As to the first argument, it does not appear that Cimmino's counsel was making anything more than a paradigmatic argument for leniency in sentence. If there were elements of hyperbole present, it seems that the Government foreclosed any
The self-serving statement that it was fulfilling its part of the plea bargain and leaving the sentencing to the judge does not justify the Government's remarks even if the judge was not moved by them. In Santobello v. New York, 404 U.S. 257, 92 S.Ct. 495, 30 L.Ed.2d 427 (1971), on which Cimmino largely relies, the United States Supreme Court was not swayed by the district judge's assurance that he was not influenced in his sentencing by the prosecutor's recommendation. The question facing the Santobello court and this court is whether the prosecutor fulfilled his promise when the guilty plea rested on it "in any significant degree." Id. at 262, 92 S.Ct. 495.
In Santobello, the prosecutor had promised not to recommend a sentence, but a new prosecutor did so. Although the circumstances of the instant case are not quite as blatant, the Government did promise to take no position on sentencing. Nonetheless, at sentencing it portrayed Cimmino as a major figure in organized crime who would endanger the community if he were on the streets. We see the Government's characterization as a transparent effort to influence the severity of Cimmino's sentence. Only a stubbornly literal mind would refuse to regard the Government's commentary as communicating a position on sentencing.
The Government's final argument that it would have breached the plea bargain only if it had actually recommended the terms of a sentence is thus answered. We believe that such a strict and narrow interpretation of its commitment is untenable, and we must reject it. An unqualified promise of the prosecution not to take a position on sentencing obviously jeopardizes the Government's position in the sentencing process and may require the Government to remain silent when it should stand up and speak. The Government, therefore, must also clearly understand the scope and depth of its commitment and the need for precision in plea bargaining. It may reach port in the plea bargaining process but founder there because of careless or loose language in its commitment. Once it makes a promise, Santobello requires strict adherence.
In view of the unkept plea bargain and of Cimmino's justifiable misunderstanding regarding the maximum sentence, the district court erred when it refused to permit Cimmino to withdraw his plea. Fed.R.Crim.P. 32(d) provides that "to correct manifest injustice the court after sentence may set aside the judgment of conviction and permit the defendant to withdraw his plea."
Where there is denial of due process, there is "manifest injustice" as a matter of law.
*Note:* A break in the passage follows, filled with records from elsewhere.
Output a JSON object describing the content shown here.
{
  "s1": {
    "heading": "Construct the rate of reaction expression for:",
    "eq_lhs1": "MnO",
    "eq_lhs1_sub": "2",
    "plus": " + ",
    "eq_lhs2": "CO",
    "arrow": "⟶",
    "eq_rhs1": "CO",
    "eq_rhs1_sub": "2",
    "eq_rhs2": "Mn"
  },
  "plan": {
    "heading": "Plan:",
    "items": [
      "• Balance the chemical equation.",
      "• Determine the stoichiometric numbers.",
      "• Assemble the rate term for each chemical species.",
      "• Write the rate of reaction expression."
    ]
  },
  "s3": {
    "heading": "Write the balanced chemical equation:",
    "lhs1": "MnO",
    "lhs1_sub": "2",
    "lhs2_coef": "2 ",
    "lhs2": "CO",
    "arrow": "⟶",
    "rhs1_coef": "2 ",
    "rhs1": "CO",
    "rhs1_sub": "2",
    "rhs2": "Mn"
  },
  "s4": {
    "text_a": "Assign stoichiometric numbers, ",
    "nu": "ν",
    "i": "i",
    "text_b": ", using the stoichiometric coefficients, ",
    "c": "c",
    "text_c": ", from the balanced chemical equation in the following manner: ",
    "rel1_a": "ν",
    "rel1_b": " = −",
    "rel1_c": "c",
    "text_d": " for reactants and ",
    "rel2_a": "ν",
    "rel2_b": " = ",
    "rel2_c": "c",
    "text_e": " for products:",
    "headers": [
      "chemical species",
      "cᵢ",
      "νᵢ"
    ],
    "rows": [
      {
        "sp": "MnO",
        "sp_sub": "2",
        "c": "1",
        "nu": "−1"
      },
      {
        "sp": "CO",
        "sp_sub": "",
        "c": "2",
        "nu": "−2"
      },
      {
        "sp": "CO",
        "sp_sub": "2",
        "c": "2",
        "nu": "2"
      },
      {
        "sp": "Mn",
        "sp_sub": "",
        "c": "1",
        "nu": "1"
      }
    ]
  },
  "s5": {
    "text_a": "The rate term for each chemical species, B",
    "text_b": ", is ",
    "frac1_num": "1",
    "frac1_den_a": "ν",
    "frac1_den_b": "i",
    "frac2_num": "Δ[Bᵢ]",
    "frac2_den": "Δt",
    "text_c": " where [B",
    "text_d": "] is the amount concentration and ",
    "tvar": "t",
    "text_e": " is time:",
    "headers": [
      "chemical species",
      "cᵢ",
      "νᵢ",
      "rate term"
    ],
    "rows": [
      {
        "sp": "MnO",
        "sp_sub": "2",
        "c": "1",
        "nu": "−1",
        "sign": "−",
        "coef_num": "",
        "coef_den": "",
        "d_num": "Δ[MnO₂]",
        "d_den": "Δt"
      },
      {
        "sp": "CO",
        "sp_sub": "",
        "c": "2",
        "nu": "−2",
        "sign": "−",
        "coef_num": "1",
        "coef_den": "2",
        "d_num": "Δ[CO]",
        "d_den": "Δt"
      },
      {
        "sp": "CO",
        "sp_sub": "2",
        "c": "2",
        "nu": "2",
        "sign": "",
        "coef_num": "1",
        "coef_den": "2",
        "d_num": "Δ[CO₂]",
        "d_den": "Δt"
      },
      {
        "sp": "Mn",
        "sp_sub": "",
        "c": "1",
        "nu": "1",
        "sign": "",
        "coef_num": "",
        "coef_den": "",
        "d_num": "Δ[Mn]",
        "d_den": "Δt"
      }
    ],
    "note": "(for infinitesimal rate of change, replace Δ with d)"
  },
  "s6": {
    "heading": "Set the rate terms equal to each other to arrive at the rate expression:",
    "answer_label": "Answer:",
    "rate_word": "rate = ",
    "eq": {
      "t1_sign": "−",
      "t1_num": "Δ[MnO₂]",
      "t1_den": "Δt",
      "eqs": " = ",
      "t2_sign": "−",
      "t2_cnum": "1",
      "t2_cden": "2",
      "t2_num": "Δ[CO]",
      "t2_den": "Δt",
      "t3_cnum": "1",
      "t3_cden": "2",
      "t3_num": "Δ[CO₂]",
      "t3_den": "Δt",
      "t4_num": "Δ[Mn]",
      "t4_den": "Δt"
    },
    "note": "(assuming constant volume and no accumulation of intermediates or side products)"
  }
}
United States v. McGahey, 449 F.2d 738 (9th Cir. 1971) (per curiam). Thus, the court's discretion under Rule 32(d) is strictly curtailed whenever a constitutional violation is shown. United States v. Washington, 341 F.2d 277, 281 n. 3 (3d Cir.), cert. denied, 382 U.S. 850, 86 S.Ct. 96, 15 L.Ed.2d 89 (1965); 8A Moore's Federal Practice ¶ 32.07 at 32-108.1 (1975).
The judgment of the district court will be reversed and the case remanded for further proceedings.
21 U.S.C. § 841(b)(1)(A) provides in pertinent part:
The comments state that § 2.1(a)(ii)(4) "is consistent with the prevailing view that unkept plea agreements are a basis for withdrawal." Id. at 57.